WASHINGTON, DC – MARCH 17: U.S. President Donald Trump, joined by members of the Coronavirus Task … [+]
This week, as the coronavirus pandemic surges, President Trump is considering an executive order that would result in obstructing the movement of critical medical supplies and treatments.
The new order aims to bring the pharmaceutical supply chain back to the United States by forcing federal agencies to “Buy American”—American medical equipment, American pharmaceutical ingredients, American drugs and vaccines, you name it.
Now is not the time to shutter our borders and prevent global cooperation. Americans already face massive shortages of diagnostic tests and vital supplies, like face masks and ventilators. And they’re waiting for researchers to develop a COVID-19 vaccine or treatment that will require collaborative sourcing from around the world.
By forsaking an all-hands-on-deck approach, the president would exacerbate the public health crisis at hand and put more American lives at risk.
The potential executive order, expected any day now, would impose “Buy American” provisions on the Department of Health and Human Services, Department of Defense, and Department of Veterans Affairs. Under the new rules, the agencies could only purchase American-made pharmaceutical ingredients, raw materials, medical equipment, and medical supplies.
Administration officials claim the order is necessary to prevent U.S. pharmaceutical supply chains from becoming too reliant on foreign countries—particularly China. But any discussions regarding repatriating supply chains can wait until the COVID-19 crisis has passed.
Right now, it’s far too risky to force a structural overhaul of this magnitude. The large-scale “Buy American” mandates would immediately disrupt the pharmaceutical industry’s ability to source, produce, and distribute critical supplies and therapeutics.

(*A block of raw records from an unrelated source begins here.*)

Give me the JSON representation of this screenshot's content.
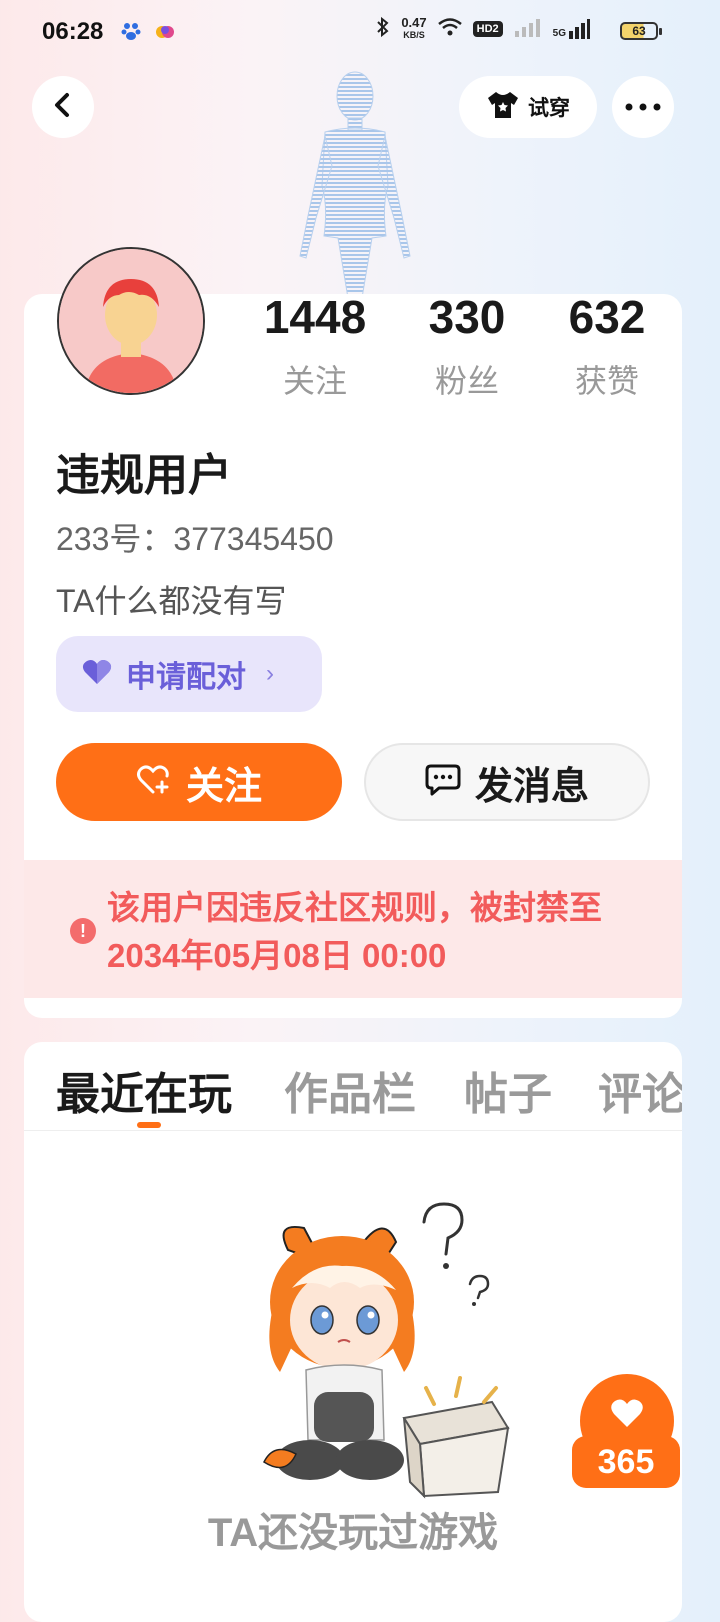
{
  "status_bar": {
    "time": "06:28",
    "net_speed": "0.47",
    "net_unit": "KB/S",
    "hd_badge": "HD2",
    "network": "5G",
    "battery": "63"
  },
  "header": {
    "tryon_label": "试穿",
    "icons": [
      "back-icon",
      "tshirt-icon",
      "more-icon"
    ]
  },
  "profile": {
    "stats": [
      {
        "value": "1448",
        "label": "关注"
      },
      {
        "value": "330",
        "label": "粉丝"
      },
      {
        "value": "632",
        "label": "获赞"
      }
    ],
    "username": "违规用户",
    "user_id": "233号：377345450",
    "bio": "TA什么都没有写",
    "pair_label": "申请配对",
    "follow_label": "关注",
    "message_label": "发消息",
    "ban_notice": "该用户因违反社区规则，被封禁至2034年05月08日 00:00"
  },
  "tabs": {
    "items": [
      {
        "label": "最近在玩",
        "active": true
      },
      {
        "label": "作品栏",
        "active": false
      },
      {
        "label": "帖子",
        "active": false
      },
      {
        "label": "评论",
        "active": false
      }
    ]
  },
  "empty_state": {
    "text": "TA还没玩过游戏"
  },
  "floating_like": {
    "count": "365"
  },
  "colors": {
    "accent": "#ff6f16",
    "pair_bg": "#e8e5fb",
    "pair_text": "#6a5fd9",
    "ban_bg": "#fde8e8",
    "ban_text": "#f25b5b"
  }
}
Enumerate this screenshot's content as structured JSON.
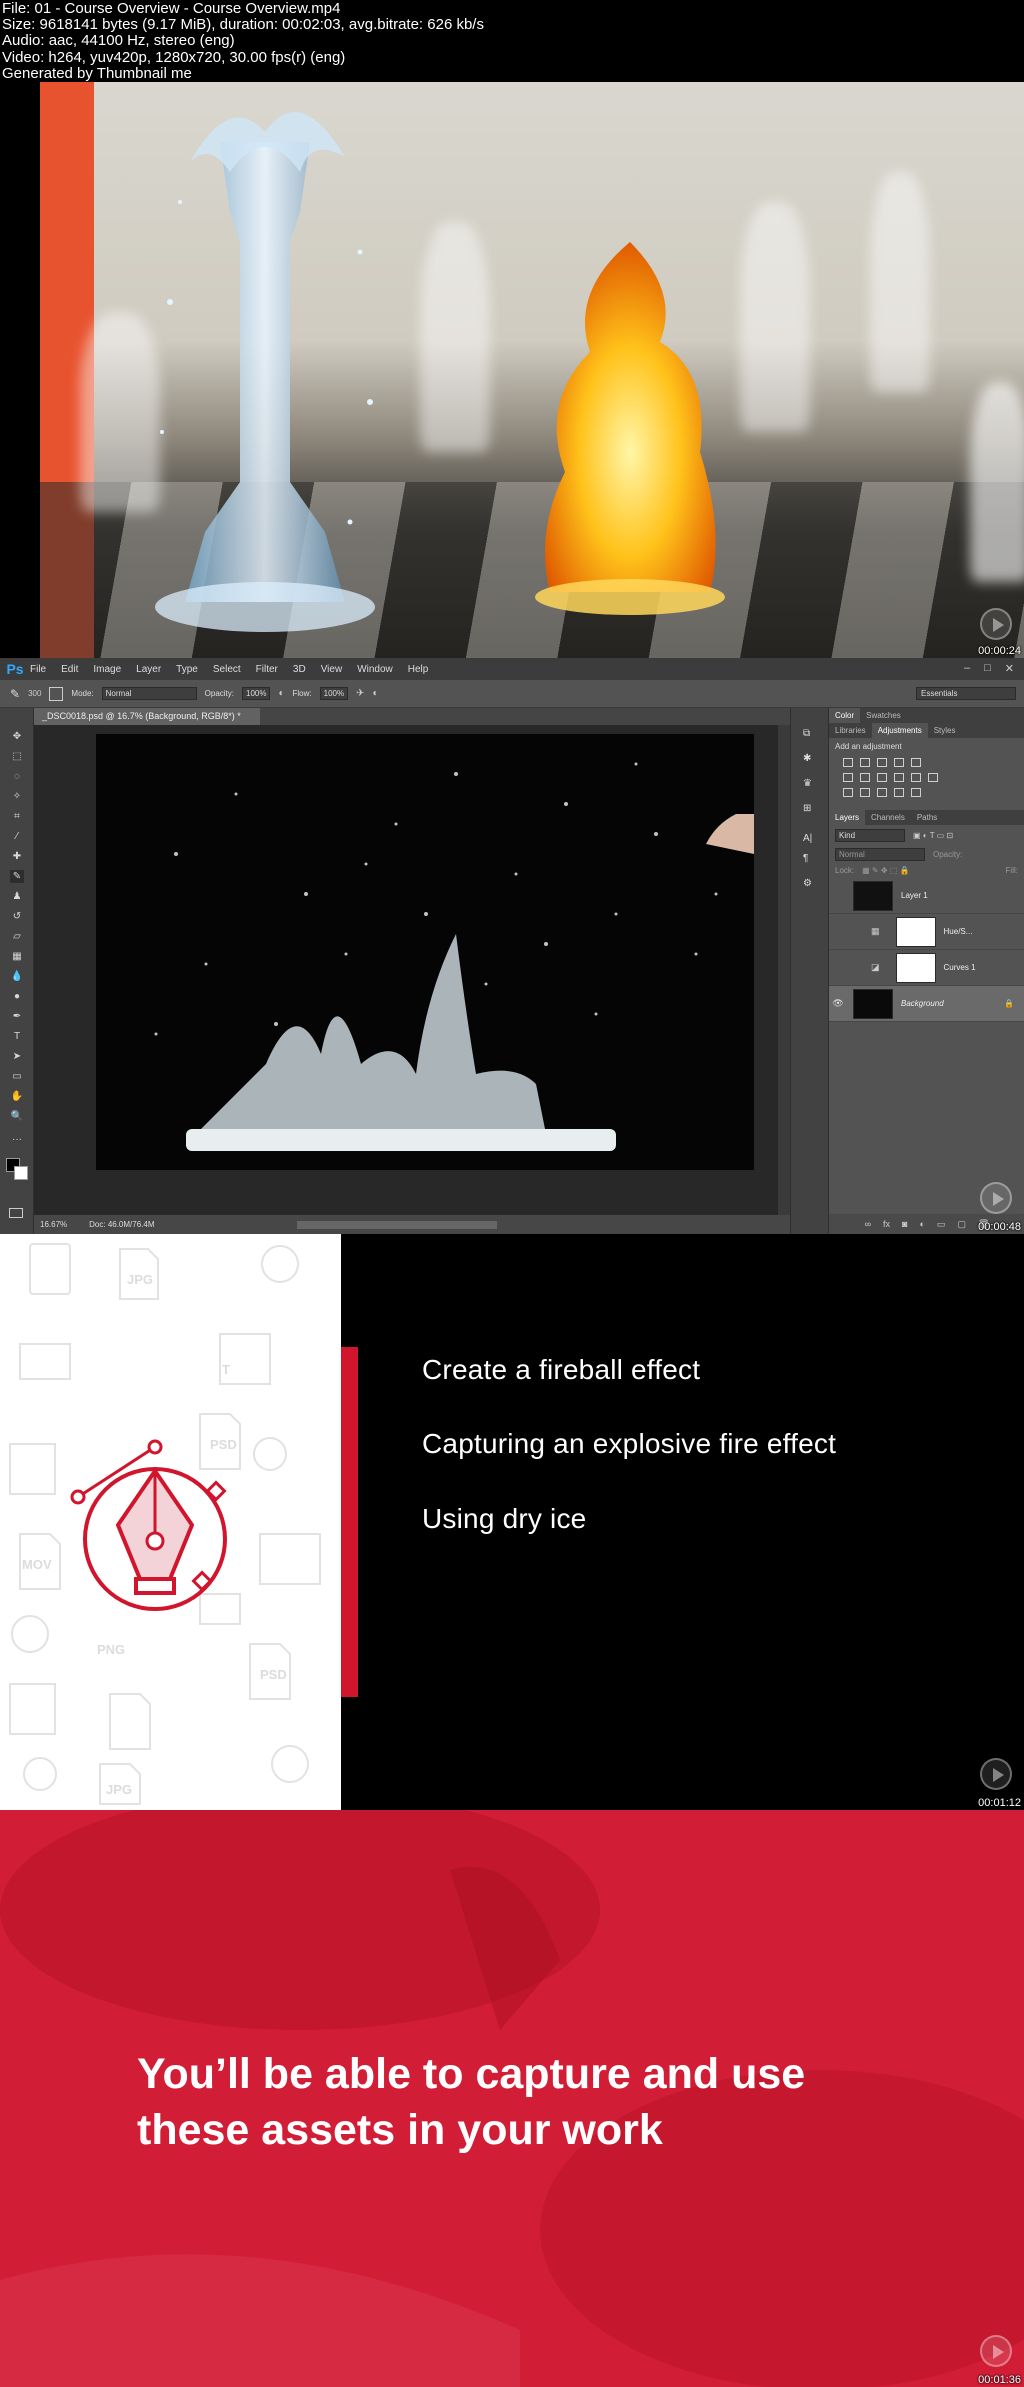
{
  "header": {
    "lines": [
      "File: 01 - Course Overview - Course Overview.mp4",
      "Size: 9618141 bytes (9.17 MiB), duration: 00:02:03, avg.bitrate: 626 kb/s",
      "Audio: aac, 44100 Hz, stereo (eng)",
      "Video: h264, yuv420p, 1280x720, 30.00 fps(r) (eng)",
      "Generated by Thumbnail me"
    ]
  },
  "frames": [
    {
      "timestamp": "00:00:24"
    },
    {
      "timestamp": "00:00:48"
    },
    {
      "timestamp": "00:01:12"
    },
    {
      "timestamp": "00:01:36"
    }
  ],
  "photoshop": {
    "logo": "Ps",
    "menu": [
      "File",
      "Edit",
      "Image",
      "Layer",
      "Type",
      "Select",
      "Filter",
      "3D",
      "View",
      "Window",
      "Help"
    ],
    "options": {
      "brush_size": "300",
      "mode_label": "Mode:",
      "mode_value": "Normal",
      "opacity_label": "Opacity:",
      "opacity_value": "100%",
      "flow_label": "Flow:",
      "flow_value": "100%"
    },
    "workspace": "Essentials",
    "doc_tab": "_DSC0018.psd @ 16.7% (Background, RGB/8*) *",
    "status": {
      "zoom": "16.67%",
      "doc": "Doc: 46.0M/76.4M"
    },
    "color_tabs": [
      "Color",
      "Swatches"
    ],
    "adjust_tabs": [
      "Libraries",
      "Adjustments",
      "Styles"
    ],
    "adjust_title": "Add an adjustment",
    "layers_tabs": [
      "Layers",
      "Channels",
      "Paths"
    ],
    "layers_kind": "Kind",
    "layers_blend": "Normal",
    "layers_opacity": "Opacity:",
    "layers_lock": "Lock:",
    "layers_fill": "Fill:",
    "layers": [
      {
        "name": "Layer 1"
      },
      {
        "name": "Hue/S..."
      },
      {
        "name": "Curves 1"
      },
      {
        "name": "Background"
      }
    ]
  },
  "topics": [
    "Create a fireball effect",
    "Capturing an explosive fire effect",
    "Using dry ice"
  ],
  "statement": {
    "line1": "You’ll be able to capture and use",
    "line2": "these assets in your work"
  },
  "colors": {
    "accent_red": "#d0152c",
    "ps_blue": "#31a8ff",
    "orange": "#e8532f"
  }
}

That’s because the industry depends on access to supply from a diversity of sources. This intricate value chain involves the raw materials, active pharmaceutical ingredients, analytic tools, medical equipment and specialized labor forces of countries across the world.
Suddenly forcing the industry to upend existing production chains and only use U.S. manufacturers and inputs would prove disastrous. It would make it nearly impossible to deliver medicines and medical products at the pace required during this emergency. Crippling shortages and delays would ensue.
This global supply chain exists for a reason—it’s the most efficient means of production. By eliminating all flexibility in sourcing, companies could no longer base their decisions on feasibility or cost-effectiveness. That could mean a slower supply chain at higher prices.
Already, it takes more than a decade and $2 billion to successfully bring one new product to market. The new mandate would make pharmaceutical production longer and costlier.
The “Buy American” requirements would also invite negative, international responses. Countries would likely pursue retaliatory action against the United States for violation of existing World Trade Organization obligations and U.S. free trade agreements with respect to essential medicines and emergency medical countermeasures. Meanwhile, our trading partners could limit exports of their own critical goods, supplies and compounds.
This wouldn’t just hurt long-term U.S. global competitiveness; it could also delay the availability of a COVID-19 vaccine or treatment. Mass producing any experimental vaccine or antiviral drug will require a concerted, multilateral effort from initial sourcing to final packaging. If the United States is deprived access to foreign markets—and their materials, services, and facilities—widely available treatments could prove evasive.
In confronting global pandemics—like COVID-19—it’s critical to lean on shared knowledge and resources. Closing the United States off from the rest of the world would needlessly constrain our emergency response efforts and jeopardize millions of Americans.